Beattie, M. (2009). The ongoing quest for meaning: Only connect. In M. Beattie (Ed.), The quest for meaning: Narratives of teaching, learning and the arts (pp. 11–28). Rotterdam: Sense Publishers. Clandinin, D. J., & Connelly, F. M. (2000). Narrative inquiry. Experience and story in qualitative research. San Francisco: Jossey Bass. A Wiley Company. Clandinin, D. J., Pushor, D., & Orr, A. M. (2007). Navigating sites for narrative inquiry. Journal of Teacher Education, 58(1), 21-35. doi:10.1177/0022487106296218 Connelly, F. M., & Clandinin, D. J. (1990). Stories of experience and narrative inquiry. Educational Researcher, 19(5), 2–14. Connelly, F. M., & Clandinin, D. J. (2006). Narrative Inquiry. In Green, J.L., Camilli, G. Elmore, P.B. (eds.). Handbook of Complementary Methods in Education Research. Washington, D.C.: American Educational Research Association. Craig, C. J. (2013). Coming to know in the 'eye of the storm': A beginning teacher's introduction to different versions of teacher community. Teaching and Teacher Education, 29(1), 25–38. Darling-Hammond, L. (Ed.). (2000). Studies of excellence in teacher education: Preparation in undergraduate years. Washington, DC: American Association of Colleges of Teacher Education. Ewing, R., & Manuel, J. (2005). Retaining quality early career teachers in the profession: New teacher narratives. Change: Transformations in Education, 8(1), 1–16. Johnson, M. (1989). Personal practical knowledge series: Embodied knowledge. Curriculum Inquiry, 19(4), 361–377. Johnson, S. M., & Kardos, S. M. (2002). Keeping new teachers in mind. Educational Leadership59(6), 12–16. Polkinhorne, D. E. (1988). Narrative knowing and the human sciences. Albany: State University of New York Press. Spector-Mersel, G. (2010). Narrative research. Time for a paradigm.
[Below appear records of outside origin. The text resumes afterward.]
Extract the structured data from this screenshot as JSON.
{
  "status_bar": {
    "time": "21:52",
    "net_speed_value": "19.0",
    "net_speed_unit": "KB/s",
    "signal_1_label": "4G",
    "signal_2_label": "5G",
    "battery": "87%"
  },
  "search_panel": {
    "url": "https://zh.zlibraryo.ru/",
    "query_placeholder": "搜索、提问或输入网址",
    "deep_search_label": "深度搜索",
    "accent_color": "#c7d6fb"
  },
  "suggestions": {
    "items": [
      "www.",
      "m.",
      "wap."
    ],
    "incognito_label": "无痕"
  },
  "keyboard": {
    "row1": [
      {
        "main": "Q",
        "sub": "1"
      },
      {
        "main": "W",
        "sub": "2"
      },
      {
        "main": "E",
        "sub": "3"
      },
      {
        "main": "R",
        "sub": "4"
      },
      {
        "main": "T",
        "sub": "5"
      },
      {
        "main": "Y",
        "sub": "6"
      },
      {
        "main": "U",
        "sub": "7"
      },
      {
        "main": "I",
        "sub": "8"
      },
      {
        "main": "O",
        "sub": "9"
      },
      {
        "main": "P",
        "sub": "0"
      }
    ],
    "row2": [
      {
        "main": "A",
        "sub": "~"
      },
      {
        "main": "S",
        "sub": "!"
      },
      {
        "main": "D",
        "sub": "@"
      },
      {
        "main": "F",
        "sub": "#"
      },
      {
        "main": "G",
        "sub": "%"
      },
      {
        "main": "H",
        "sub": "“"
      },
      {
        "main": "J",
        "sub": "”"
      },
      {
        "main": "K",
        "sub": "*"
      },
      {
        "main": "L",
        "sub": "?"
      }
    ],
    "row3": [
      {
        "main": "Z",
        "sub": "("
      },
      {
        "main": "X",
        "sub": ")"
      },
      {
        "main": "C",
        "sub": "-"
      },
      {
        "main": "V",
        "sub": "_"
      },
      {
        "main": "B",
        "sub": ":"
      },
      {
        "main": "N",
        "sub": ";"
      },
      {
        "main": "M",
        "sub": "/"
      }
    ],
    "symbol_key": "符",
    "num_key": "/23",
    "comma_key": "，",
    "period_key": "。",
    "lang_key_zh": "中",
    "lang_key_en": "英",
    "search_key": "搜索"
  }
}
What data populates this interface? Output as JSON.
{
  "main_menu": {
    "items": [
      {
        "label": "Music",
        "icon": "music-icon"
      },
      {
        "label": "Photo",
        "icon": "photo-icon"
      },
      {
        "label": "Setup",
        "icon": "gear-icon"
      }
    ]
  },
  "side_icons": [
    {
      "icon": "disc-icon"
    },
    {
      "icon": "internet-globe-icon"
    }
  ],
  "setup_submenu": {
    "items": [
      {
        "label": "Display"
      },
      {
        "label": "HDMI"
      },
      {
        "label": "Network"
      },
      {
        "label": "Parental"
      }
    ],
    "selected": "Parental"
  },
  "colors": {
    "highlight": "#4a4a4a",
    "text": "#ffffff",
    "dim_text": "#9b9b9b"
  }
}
Narrative Inquiry, 20(1), 204–224.
- Search for keywords and phrases in "Text Search"
- Restrict in which part of the abstracts to search in "Where to search"
- Search for authors and in the respective field.
- For planning your conference attendance you may want to use the conference app, which will be issued some weeks before the conference
- If you are a session chair, best look up your chairing duties in the conference system (Conftool) or the app.